Tha ither thang A wunnert aboot wus hoocum oul John wus giein this fency bed quilt tae his lannlord's wife, but mebbe tha design o it (tha Royal Messon's airms) gies tha answer fur, like tha marquis, tha McDonalds wur aa in tha Messons, an mebbe he wus coontin on sim kine o favour ir commission. Mine ye, A wus a bit tuk beck fur it luks like a bit o sookin up an A didnae thenk oor lot wud hae bin tha soart tae dae thon!
I happened to hear a BBC Radio Ulster news feature this week on Ulster-Scots summer schemes at various local primary schools.
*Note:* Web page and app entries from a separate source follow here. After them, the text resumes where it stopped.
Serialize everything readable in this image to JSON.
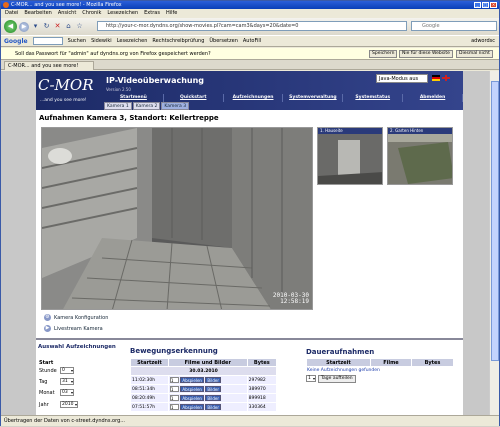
{
  "window": {
    "title": "C-MOR... and you see more! - Mozilla Firefox"
  },
  "menu": [
    "Datei",
    "Bearbeiten",
    "Ansicht",
    "Chronik",
    "Lesezeichen",
    "Extras",
    "Hilfe"
  ],
  "nav": {
    "url": "http://your-c-mor.dyndns.org/show-movies.pl?cam=cam3&days=20&date=0",
    "search_placeholder": "Google"
  },
  "gtoolbar": {
    "logo": "Google",
    "search_label": "Suchen",
    "items": [
      "Sidewiki",
      "Lesezeichen",
      "Rechtschreibprüfung",
      "Übersetzen",
      "AutoFill"
    ],
    "account": "adwordsc"
  },
  "notification": {
    "text": "Soll das Passwort für \"admin\" auf dyndns.org von Firefox gespeichert werden?",
    "save": "Speichern",
    "never": "Nie für diese Website",
    "not_now": "Diesmal nicht"
  },
  "tab": {
    "label": "C-MOR... and you see more!"
  },
  "app": {
    "logo": "C-MOR",
    "slogan": "...and you see more!",
    "title": "IP-Videoüberwachung",
    "version": "Version 2.50",
    "mode": "Java-Modus aus",
    "nav": [
      "Startmenü",
      "Quickstart",
      "Aufzeichnungen",
      "Systemverwaltung",
      "Systemstatus",
      "Abmelden"
    ],
    "subtabs": [
      "Kamera 1",
      "Kamera 2",
      "Kamera 3"
    ]
  },
  "main": {
    "title": "Aufnahmen Kamera 3, Standort: Kellertreppe",
    "stamp_date": "2010-03-30",
    "stamp_time": "12:58:19",
    "thumbs": [
      "1. Hauseite",
      "2. Garten Hinten"
    ],
    "camlinks": [
      "Kamera Konfiguration",
      "Livestream Kamera"
    ]
  },
  "archive": {
    "title": "Auswahl Aufzeichnungen",
    "start": "Start",
    "fields": [
      {
        "label": "Stunde",
        "value": "0"
      },
      {
        "label": "Tag",
        "value": "31"
      },
      {
        "label": "Monat",
        "value": "03"
      },
      {
        "label": "Jahr",
        "value": "2010"
      }
    ]
  },
  "motion": {
    "title": "Bewegungserkennung",
    "headers": [
      "Startzeit",
      "Filme und Bilder",
      "Bytes"
    ],
    "date": "30.03.2010",
    "rows": [
      {
        "time": "11:02:30h",
        "bytes": "297982"
      },
      {
        "time": "08:51:34h",
        "bytes": "389970"
      },
      {
        "time": "08:20:49h",
        "bytes": "899918"
      },
      {
        "time": "07:51:57h",
        "bytes": "330364"
      }
    ],
    "play": "Abspielen",
    "images": "Bilder"
  },
  "continuous": {
    "title": "Daueraufnahmen",
    "headers": [
      "Startzeit",
      "Filme",
      "Bytes"
    ],
    "empty": "Keine Aufzeichnungen gefunden",
    "select_value": "1",
    "button": "Tage aufteilen"
  },
  "statusbar": {
    "text": "Übertragen der Daten von c-street.dyndns.org..."
  }
}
I think it's great that these summer schools exist and that they include tuition in music, dance and the Ulster-Scots language. Indeed, if such schemes are still operating when my baby daughter is old enough I will be at the head of the queue to sign her up to attend. However, Maggie Taggart's interview with the children at Castle Gardens Primary School about their Ulster-Scots language lessons saddened me. Don't get me wrong, the children were obviously enjoying the lessons and I'm not criticising what they were being taught. What upset me was that it came across that basic words and phrases (eg "Houl yer Wheesht") were strange and new to the children speaking them - children who I presume live in my home town in the heart of an Ulster-Scots area.
I suppose it's a combination of factors, including years of stigmatisation of the language. Maybe the parents or grandparents had the Ulster-Scots beaten out of them (literally or otherwise) and either have none left in them or assume that they also have to exorcise the remants from each successive generation. Then of course there's the pervasive influence of the media. While I can't claim to have escaped this myself, it annoys me that local youngsters seem to think it's cooler to sound more like extras from Home And Away or High School Musical than kids from county Down. Oh, and why is everything "random"? I probably have all of this heartbreak in front of me!
As a first time parent, I'm sure I will make many mistakes but I really will feel as though I have failed Isla if she isn't naturally bilingual in English and Ulster-Scots before starting formal education. I don't want her growing up thinking that Ulster-Scots is something you have to go to a class in order to learn from someone who probably didn't speak themselves when they were a child. I am so glad that my dad, who taught at a local primary school, was proud of the local way of talking and used it wherever he could, while ensuring that we also learned "proper English". Anyone who knows me will not be surprised to learn that I was always being to told to "wheesht", but never knew how to "houl" it and I was no stranger to a "guid skelp on tha arse" (I doubt the summer school classes teach that one)!
Thursday, 29 July 2010
Hearty congratulations are due to to BBC Ulster-Scots producer Laura Spence for all her hard work in producing this series. Hopefully, Laura will do more shows along these lines, and perhaps even consider commissioning some contemporary Ulster-Scots radio plays.
"He had a forefinger which when pointed at his audience had the admonitory force of a loaded pistol. He was as warm and fluent as the hot water tap of a hotel bath, as self-confident as an Orangeman contesting a seat in County Down, and as full of catchpenny emotion as an illustrated daily."